Infectious diseases and food poisoning
Environmental health is responsible for ensuring that incidents and outbreaks of food poisoning and infectious disease within the Cheshire East area are investigated and controlled. Particular attention is paid to those individuals who through their work could pose an increased risk of spreading infection. These include food handlers, health care staff and those that work with pre school children and vulnerable individuals.
Investigations may include sampling of individuals, questionnaires to establish foods eaten, places visited or contact with others and inspection of premises that are linked to an infection.
The causes of food poisoning
Food poisoning may occur due to the consumption of food contaminated with chemicals, bacteria or the harmful produces produced by them.
The symptoms of food poisoning
- stomach pains
Onset times vary but the duration of illness is normally short – between 1 – 3 days. This can vary though dependent upon the general health of the infected individual.
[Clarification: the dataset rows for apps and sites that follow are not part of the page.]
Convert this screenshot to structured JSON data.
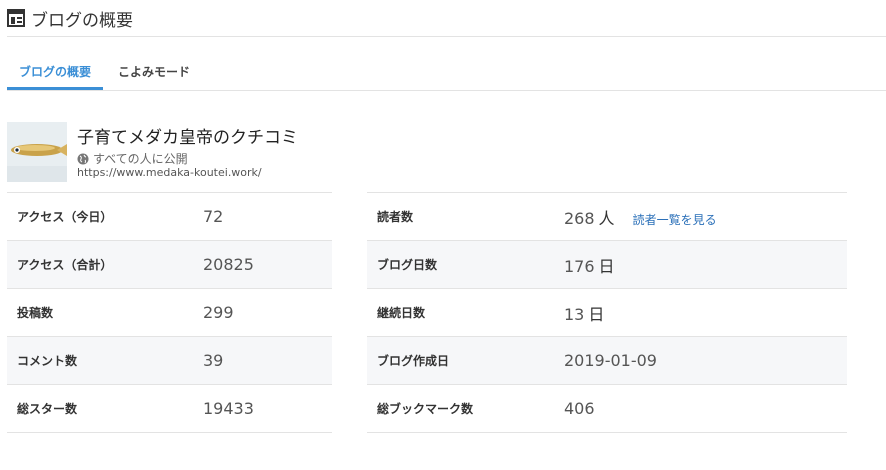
{
  "header": {
    "title": "ブログの概要",
    "icon": "dashboard-layout-icon"
  },
  "tabs": [
    {
      "label": "ブログの概要",
      "active": true
    },
    {
      "label": "こよみモード",
      "active": false
    }
  ],
  "blog": {
    "title": "子育てメダカ皇帝のクチコミ",
    "visibility": "すべての人に公開",
    "url": "https://www.medaka-koutei.work/",
    "thumbnail": "medaka-fish-thumbnail"
  },
  "stats_left": [
    {
      "label": "アクセス（今日）",
      "value": "72"
    },
    {
      "label": "アクセス（合計）",
      "value": "20825"
    },
    {
      "label": "投稿数",
      "value": "299"
    },
    {
      "label": "コメント数",
      "value": "39"
    },
    {
      "label": "総スター数",
      "value": "19433"
    }
  ],
  "stats_right": [
    {
      "label": "読者数",
      "value": "268",
      "unit": "人",
      "link": "読者一覧を見る"
    },
    {
      "label": "ブログ日数",
      "value": "176",
      "unit": "日"
    },
    {
      "label": "継続日数",
      "value": "13",
      "unit": "日"
    },
    {
      "label": "ブログ作成日",
      "value": "2019-01-09"
    },
    {
      "label": "総ブックマーク数",
      "value": "406"
    }
  ],
  "colors": {
    "accent": "#3b8fd6",
    "link": "#2a6fb8",
    "border": "#e3e3e3",
    "row_alt": "#f6f7f9"
  }
}
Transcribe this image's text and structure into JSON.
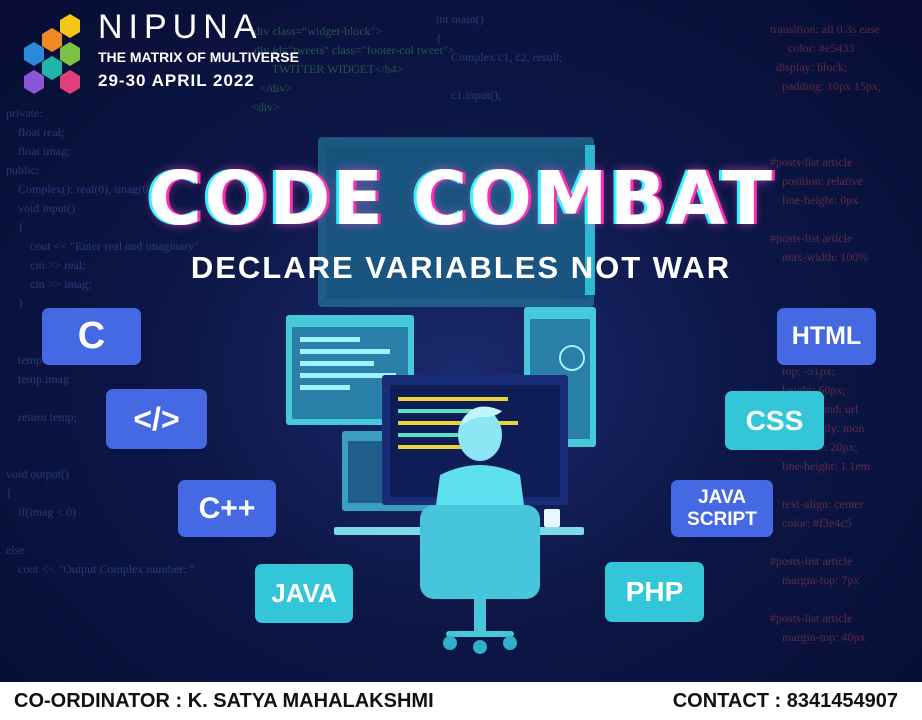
{
  "brand": {
    "name": "NIPUNA",
    "tagline": "THE MATRIX OF MULTIVERSE",
    "date": "29-30 APRIL 2022"
  },
  "headline": {
    "title": "CODE COMBAT",
    "subtitle": "DECLARE VARIABLES NOT WAR"
  },
  "languages": {
    "c": "C",
    "markup": "</>",
    "cpp": "C++",
    "java": "JAVA",
    "html": "HTML",
    "css": "CSS",
    "javascript": "JAVA SCRIPT",
    "php": "PHP"
  },
  "footer": {
    "coordinator": "CO-ORDINATOR : K. SATYA MAHALAKSHMI",
    "contact": "CONTACT : 8341454907"
  },
  "colors": {
    "background": "#0a1137",
    "button_blue": "#4469e2",
    "button_cyan": "#33c6d9",
    "glitch_pink": "#ff2fb0",
    "glitch_cyan": "#2ff5ff"
  }
}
What to do if you think you have food poisoning
If you feel you are suffering from the symptoms of food poisoning you should visit your doctor who may arrange for a stool sample for testing. These samples are sent off to a laboratory and analysed to determine the type of illness that you have.
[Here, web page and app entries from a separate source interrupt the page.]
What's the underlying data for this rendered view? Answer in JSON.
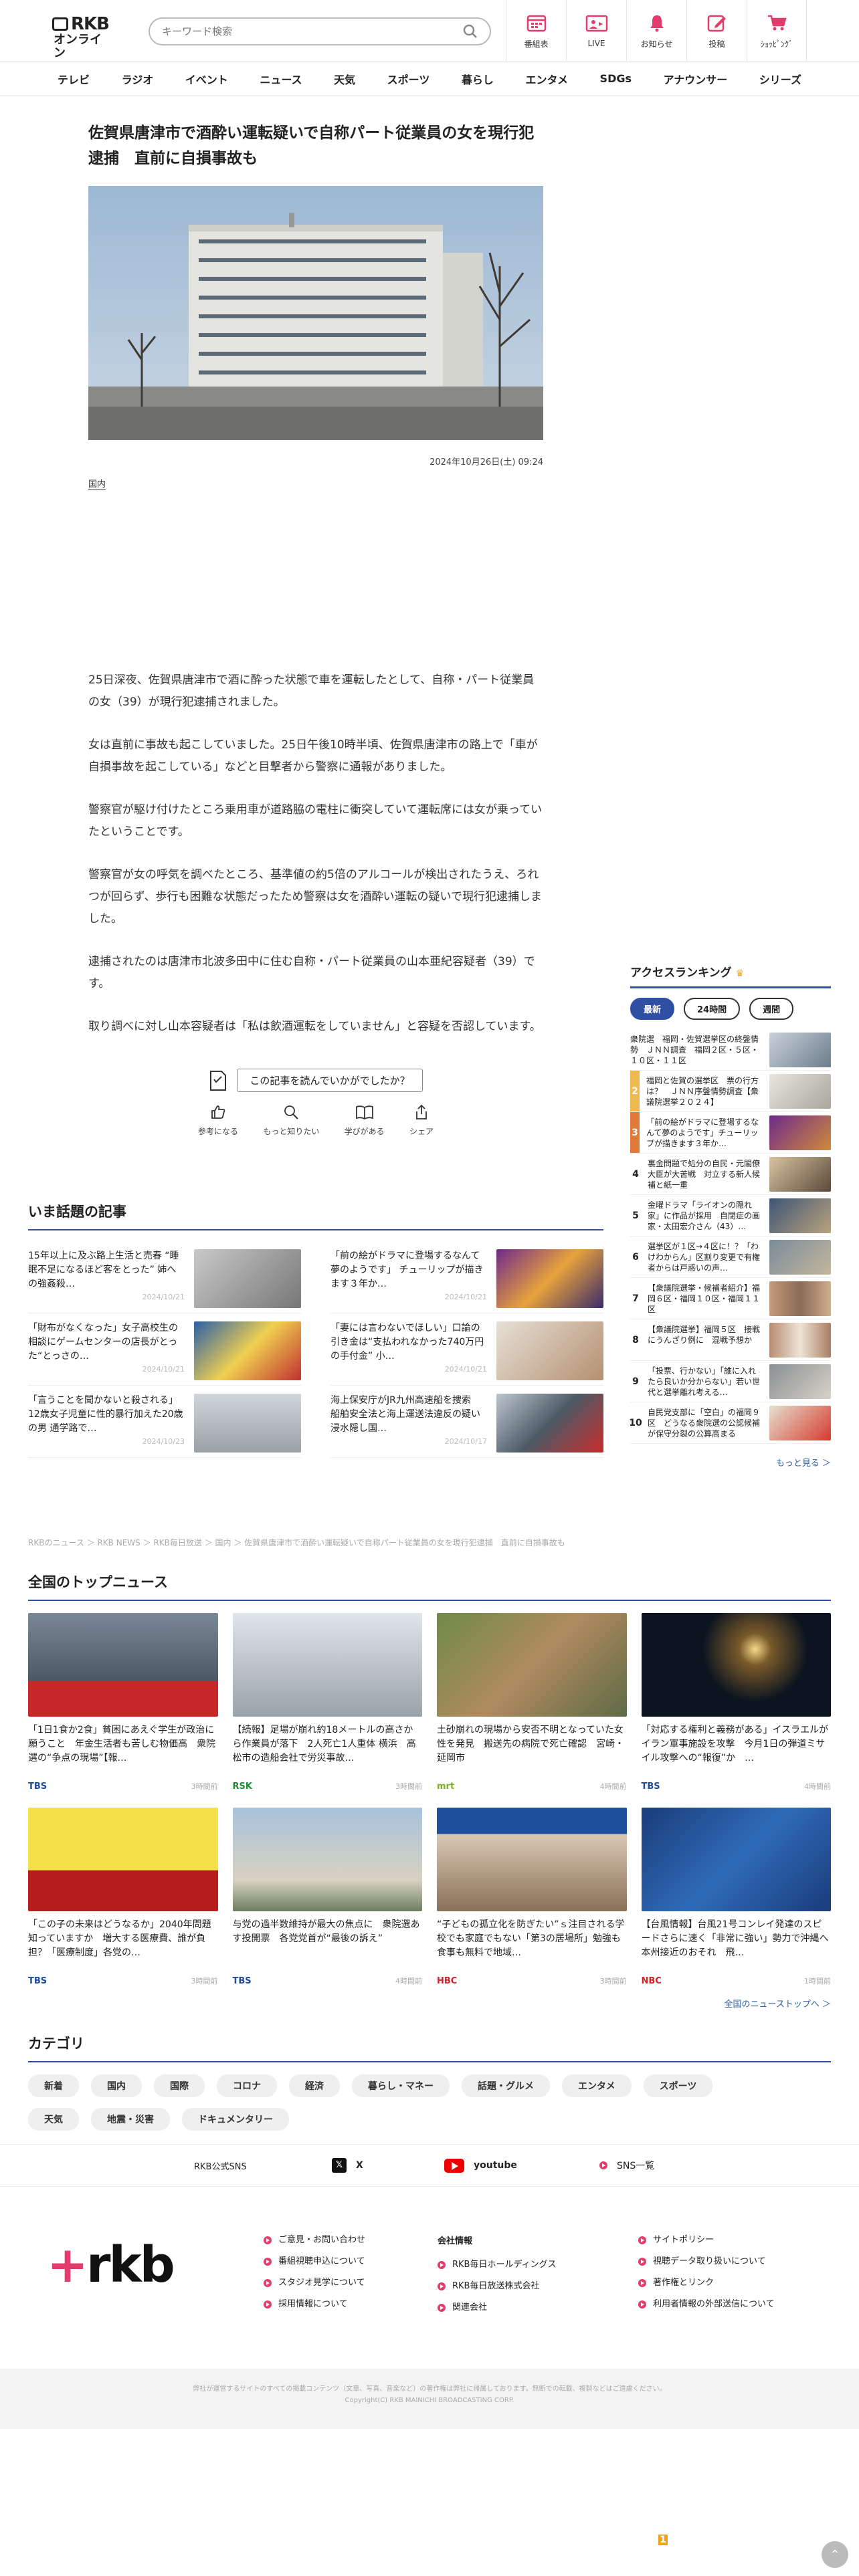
{
  "header": {
    "logo_top": "RKB",
    "logo_bottom": "オンライン",
    "search_placeholder": "キーワード検索",
    "nav": [
      {
        "label": "番組表",
        "icon": "calendar-icon"
      },
      {
        "label": "LIVE",
        "icon": "live-icon"
      },
      {
        "label": "お知らせ",
        "icon": "bell-icon"
      },
      {
        "label": "投稿",
        "icon": "pen-icon"
      },
      {
        "label": "ｼｮｯﾋﾟﾝｸﾞ",
        "icon": "cart-icon"
      }
    ]
  },
  "gnav": [
    "テレビ",
    "ラジオ",
    "イベント",
    "ニュース",
    "天気",
    "スポーツ",
    "暮らし",
    "エンタメ",
    "SDGs",
    "アナウンサー",
    "シリーズ"
  ],
  "article": {
    "title": "佐賀県唐津市で酒酔い運転疑いで自称パート従業員の女を現行犯逮捕　直前に自損事故も",
    "date": "2024年10月26日(土) 09:24",
    "category": "国内",
    "paragraphs": [
      "25日深夜、佐賀県唐津市で酒に酔った状態で車を運転したとして、自称・パート従業員の女（39）が現行犯逮捕されました。",
      "女は直前に事故も起こしていました。25日午後10時半頃、佐賀県唐津市の路上で「車が自損事故を起こしている」などと目撃者から警察に通報がありました。",
      "警察官が駆け付けたところ乗用車が道路脇の電柱に衝突していて運転席には女が乗っていたということです。",
      "警察官が女の呼気を調べたところ、基準値の約5倍のアルコールが検出されたうえ、ろれつが回らず、歩行も困難な状態だったため警察は女を酒酔い運転の疑いで現行犯逮捕しました。",
      "逮捕されたのは唐津市北波多田中に住む自称・パート従業員の山本亜紀容疑者（39）です。",
      "取り調べに対し山本容疑者は「私は飲酒運転をしていません」と容疑を否認しています。"
    ]
  },
  "feedback": {
    "question": "この記事を読んでいかがでしたか？",
    "buttons": [
      "参考になる",
      "もっと知りたい",
      "学びがある",
      "シェア"
    ]
  },
  "ranking": {
    "title": "アクセスランキング",
    "tabs": [
      "最新",
      "24時間",
      "週間"
    ],
    "items": [
      {
        "n": "1",
        "text": "衆院選　福岡・佐賀選挙区の終盤情勢　ＪＮＮ調査　福岡２区・５区・１０区・１１区"
      },
      {
        "n": "2",
        "text": "福岡と佐賀の選挙区　票の行方は？　ＪＮＮ序盤情勢調査【衆議院選挙２０２４】"
      },
      {
        "n": "3",
        "text": "「前の絵がドラマに登場するなんて夢のようです」チューリップが描きます３年か…"
      },
      {
        "n": "4",
        "text": "裏金問題で処分の自民・元閣僚大臣が大苦戦　対立する新人候補と紙一重"
      },
      {
        "n": "5",
        "text": "金曜ドラマ「ライオンの隠れ家」に作品が採用　自閉症の画家・太田宏介さん（43）…"
      },
      {
        "n": "6",
        "text": "選挙区が１区→４区に！？「わけわからん」区割り変更で有権者からは戸惑いの声…"
      },
      {
        "n": "7",
        "text": "【衆議院選挙・候補者紹介】福岡６区・福岡１０区・福岡１１区"
      },
      {
        "n": "8",
        "text": "【衆議院選挙】福岡５区　接戦にうんざり例に　混戦予想か"
      },
      {
        "n": "9",
        "text": "「投票、行かない」「誰に入れたら良いか分からない」若い世代と選挙離れ考える…"
      },
      {
        "n": "10",
        "text": "自民党支部に「空白」の福岡９区　どうなる衆院選の公認候補が保守分裂の公算高まる"
      }
    ],
    "more": "もっと見る ＞"
  },
  "wadai": {
    "title": "いま話題の記事",
    "items": [
      {
        "text": "15年以上に及ぶ路上生活と売春 “睡眠不足になるほど客をとった” 姉への強姦殺…",
        "date": "2024/10/21"
      },
      {
        "text": "「前の絵がドラマに登場するなんて夢のようです」 チューリップが描きます３年か…",
        "date": "2024/10/21"
      },
      {
        "text": "「財布がなくなった」女子高校生の相談にゲームセンターの店長がとった“とっさの…",
        "date": "2024/10/21"
      },
      {
        "text": "「妻には言わないでほしい」口論の引き金は“支払われなかった740万円の手付金” 小…",
        "date": "2024/10/21"
      },
      {
        "text": "「言うことを聞かないと殺される」12歳女子児童に性的暴行加えた20歳の男 通学路で…",
        "date": "2024/10/23"
      },
      {
        "text": "海上保安庁がJR九州高速船を捜索　船舶安全法と海上運送法違反の疑い　浸水隠し国…",
        "date": "2024/10/17"
      }
    ]
  },
  "breadcrumb": "RKBのニュース ＞ RKB NEWS ＞ RKB毎日放送 ＞ 国内 ＞ 佐賀県唐津市で酒酔い運転疑いで自称パート従業員の女を現行犯逮捕　直前に自損事故も",
  "topnews": {
    "title": "全国のトップニュース",
    "items": [
      {
        "text": "「1日1食か2食」貧困にあえぐ学生が政治に願うこと　年金生活者も苦しむ物価高　衆院選の“争点の現場”【報…",
        "station": "TBS",
        "date": "3時間前",
        "color": "#1f4a9a"
      },
      {
        "text": "【続報】足場が崩れ約18メートルの高さから作業員が落下　2人死亡1人重体 横浜　高松市の造船会社で労災事故…",
        "station": "RSK",
        "date": "3時間前",
        "color": "#1c8d3a"
      },
      {
        "text": "土砂崩れの現場から安否不明となっていた女性を発見　搬送先の病院で死亡確認　宮崎・延岡市",
        "station": "mrt",
        "date": "4時間前",
        "color": "#7ab020"
      },
      {
        "text": "「対応する権利と義務がある」イスラエルがイラン軍事施設を攻撃　今月1日の弾道ミサイル攻撃への“報復”か　…",
        "station": "TBS",
        "date": "4時間前",
        "color": "#1f4a9a"
      },
      {
        "text": "「この子の未来はどうなるか」2040年問題知っていますか　増大する医療費、誰が負担？「医療制度」各党の…",
        "station": "TBS",
        "date": "3時間前",
        "color": "#1f4a9a"
      },
      {
        "text": "与党の過半数維持が最大の焦点に　衆院選あす投開票　各党党首が“最後の訴え”",
        "station": "TBS",
        "date": "4時間前",
        "color": "#1f4a9a"
      },
      {
        "text": "“子どもの孤立化を防ぎたい”ｓ注目される学校でも家庭でもない「第3の居場所」勉強も食事も無料で地域…",
        "station": "HBC",
        "date": "3時間前",
        "color": "#d2232a"
      },
      {
        "text": "【台風情報】台風21号コンレイ発達のスピードさらに速く「非常に強い」勢力で沖縄へ　本州接近のおそれ　飛…",
        "station": "NBC",
        "date": "1時間前",
        "color": "#d2232a"
      }
    ],
    "more": "全国のニューストップへ ＞"
  },
  "category": {
    "title": "カテゴリ",
    "chips": [
      "新着",
      "国内",
      "国際",
      "コロナ",
      "経済",
      "暮らし・マネー",
      "話題・グルメ",
      "エンタメ",
      "スポーツ",
      "天気",
      "地震・災害",
      "ドキュメンタリー"
    ]
  },
  "sns": {
    "label": "RKB公式SNS",
    "x": "X",
    "youtube": "youtube",
    "list": "SNS一覧"
  },
  "footer": {
    "logo": "rkb",
    "col1": [
      "ご意見・お問い合わせ",
      "番組視聴申込について",
      "スタジオ見学について",
      "採用情報について"
    ],
    "col2_head": "会社情報",
    "col2": [
      "RKB毎日ホールディングス",
      "RKB毎日放送株式会社",
      "関連会社"
    ],
    "col3": [
      "サイトポリシー",
      "視聴データ取り扱いについて",
      "著作権とリンク",
      "利用者情報の外部送信について"
    ],
    "copy1": "弊社が運営するサイトのすべての掲載コンテンツ（文章、写真、音楽など）の著作権は弊社に帰属しております。無断での転載、複製などはご遠慮ください。",
    "copy2": "Copyright(C) RKB MAINICHI BROADCASTING CORP."
  },
  "colors": {
    "accent": "#2e4fa3",
    "brand": "#e23b6c"
  }
}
If food poisoning is confirmed your doctor will notify the Environmental Health Division who have a legal obligation to investigate all cases.
If you are a food handler or work with elderly or vulnerable people then you will need to advise your employers immediately and will need to avoid your usual work until 48 hours after the symptoms have disappeared. The Department of Health Leaflet ‘Food Handlers, Fitness to Work’ provides information on your responsibilities in these circumstances.
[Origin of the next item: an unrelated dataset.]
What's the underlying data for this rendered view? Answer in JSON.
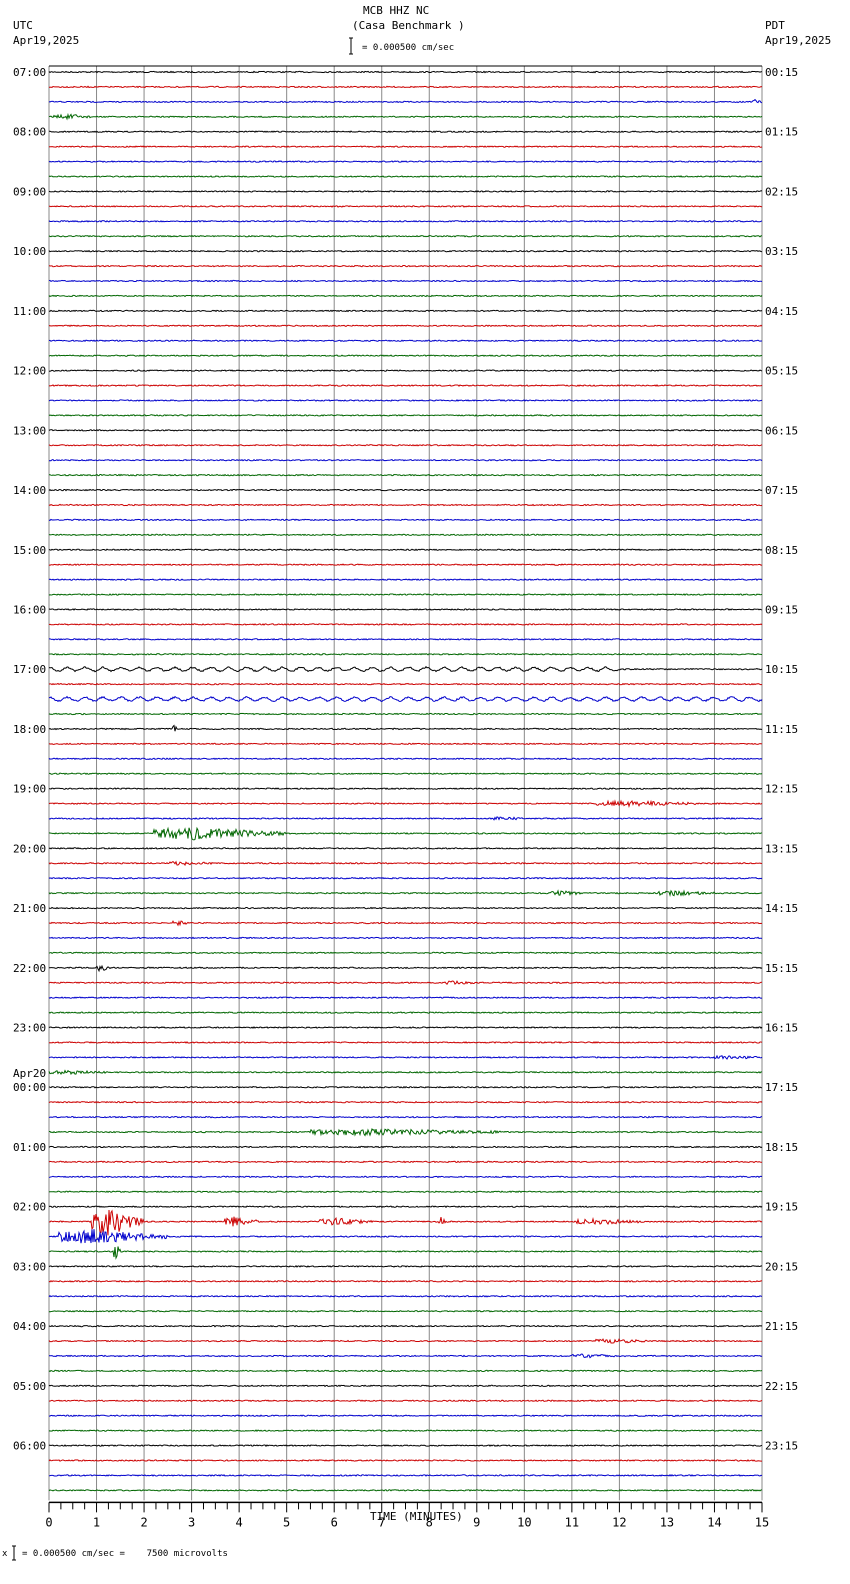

Avoiding food poisoning
There are ways in which you can minimise your chances of suffering from food poisoning.
It is important to wash your hand regularly using soap and hot water and in particular after visiting the toilet, handing raw foods and before touching ready to eat foods.
Proper cooking kills food poisoning bacteria such as listeria, salmonella, E.coli 0157 and campylobacter. It is important to cook food thoroughly, especially meat; don’t just rely on cooking times on labels always check food and where meat is concerned ensure that juices run clear. Food should be piping hot all the way through so check the thickest part of the food.
If you reheat food make the same checks all over again and don’t reheat it more than once.
It is very important to keep certain foods at the right temperature to prevent bacteria growing or toxins forming. Always check the label on food packaging to make sure you are storing it correctly; foods kept at room temperature that should be chilled will quickly grow bacteria, which will multiply to dangerous levels.
Any cooked leftovers should be cooled quickly and stored in the fridge or freezer. To speed up the process separate the food in to smaller portions.
Cross Contamination is the transfer of bacteria from foods (usually raw) to other foods. Bacteria can be transferred by hands, equipment, work surfaces or other utensils that come in to contact with the food.
In particular you should ensure that you wash your hands after touching raw foods, keep your raw and ready to eat foods separately and use different chopping boards and utensils for raw and cooked foods, which you should clean thoroughly after use.
When storing food in the fridge make sure your raw meat is in sealable containers at the bottom of the fridge where it cannot drip on to other foods.
Further help and information on infectious diseases